I guess it took being confined to a cabin in the woods of Tennessee to really comprehend the stories Pampy told. Don’t misunderstand what I am saying. Several of the old fella’s stories are on repeat and shuffle, so my family and I, we know these stories. We have happily humored the repetition of these tales with respectful nods and doctored chuckles for quite some time now. We all have, and do love him undoubtedly; but nonetheless, you can only hear the same story so many times before complacent boredom is the only response.
Sometimes though, in an instant, a moment can change, and the gravity of what is being told outweighs anything else that may be going on. The flicker of a distant memory can trigger the outpour of many of life’s unscripted moments. Listening is an art that requires practice, and in moments such as those, the record button needs to be on. Our minds don’t always tell us what our ears hear. Fortunately enough, my grandpa, Pampy, has a booming voice that can grip the heart from time to time.
One sunny afternoon, on a Christmas trip to Gatlinburg, I grabbed a seat next to the 83 year old fella I call, my Pampy. The view of a weather worn mountain range was enough for the old Dutchman to find solace. With his thick dialect, a subtle remark can grab the attention of an entire room. The familiarity he felt with the place he had found himself, brought on a reminiscent sigh. He has a presence that he is keenly aware of, and a playful smirk that can result in a heavy burst of hiccups for entire crouds.
His spirits were high that day. He felt the happy energy of a gathered family. It wasn’t long before the stories began. He typically would start with the tales about coming to America for a job at a metropolitan hospital. Other times he would tell of an old dog on Aires Rd. that would hop the fence all the way to the local butcher. However, on this particular day, he told one of my favorites. The tale of his glacier adventure with a fellow Dutchmen he met on the train, and an English soldier. He always starts it at the train station.

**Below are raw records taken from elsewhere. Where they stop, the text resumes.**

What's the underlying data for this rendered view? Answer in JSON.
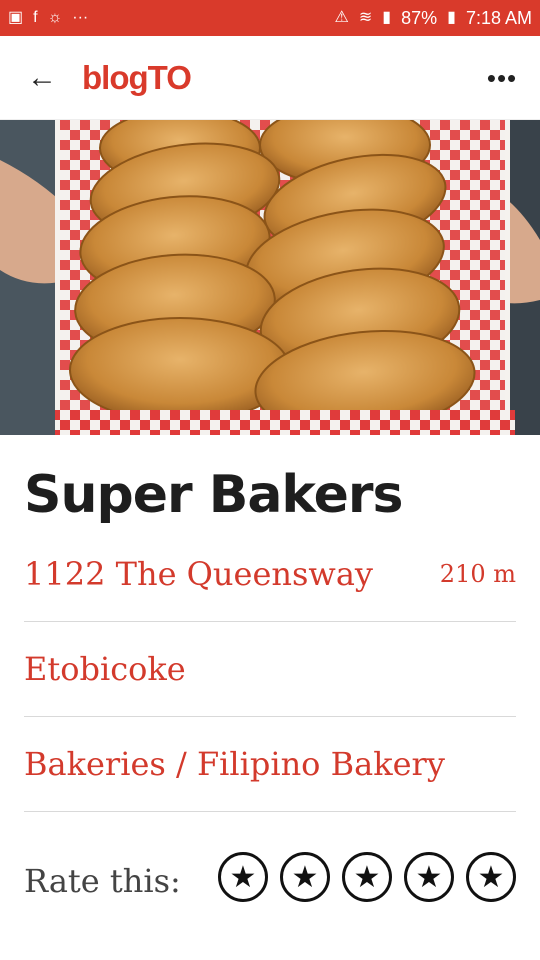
{
  "status_bar": {
    "battery": "87%",
    "time": "7:18 AM"
  },
  "app_bar": {
    "logo": "blogTO"
  },
  "place": {
    "name": "Super Bakers",
    "address": "1122 The Queensway",
    "distance": "210 m",
    "neighborhood": "Etobicoke",
    "category": "Bakeries / Filipino Bakery"
  },
  "rating": {
    "label": "Rate this:",
    "stars": [
      "★",
      "★",
      "★",
      "★",
      "★"
    ]
  },
  "colors": {
    "brand": "#d93a2b",
    "link": "#d33a2c"
  }
}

It wasn’t his first train ride. He had been on plenty of trains. When he was young his family used the spur* when they needed to travel for supplies. The sudden rush of air as the train tore though the valleys and tunnels always gave the young pampi’s heart a startle. It wasn’t even the excitement of being in Paris that had him anxious with joy. He had been to Paris several times with his father in fact. This trip was something different though. Reservations had been arranged at a small chalet in Les Houches (a small town south of Geneva.) After a shared visit with local family, Pampy and his father part ways, and the adventure began
*a short branch rail line.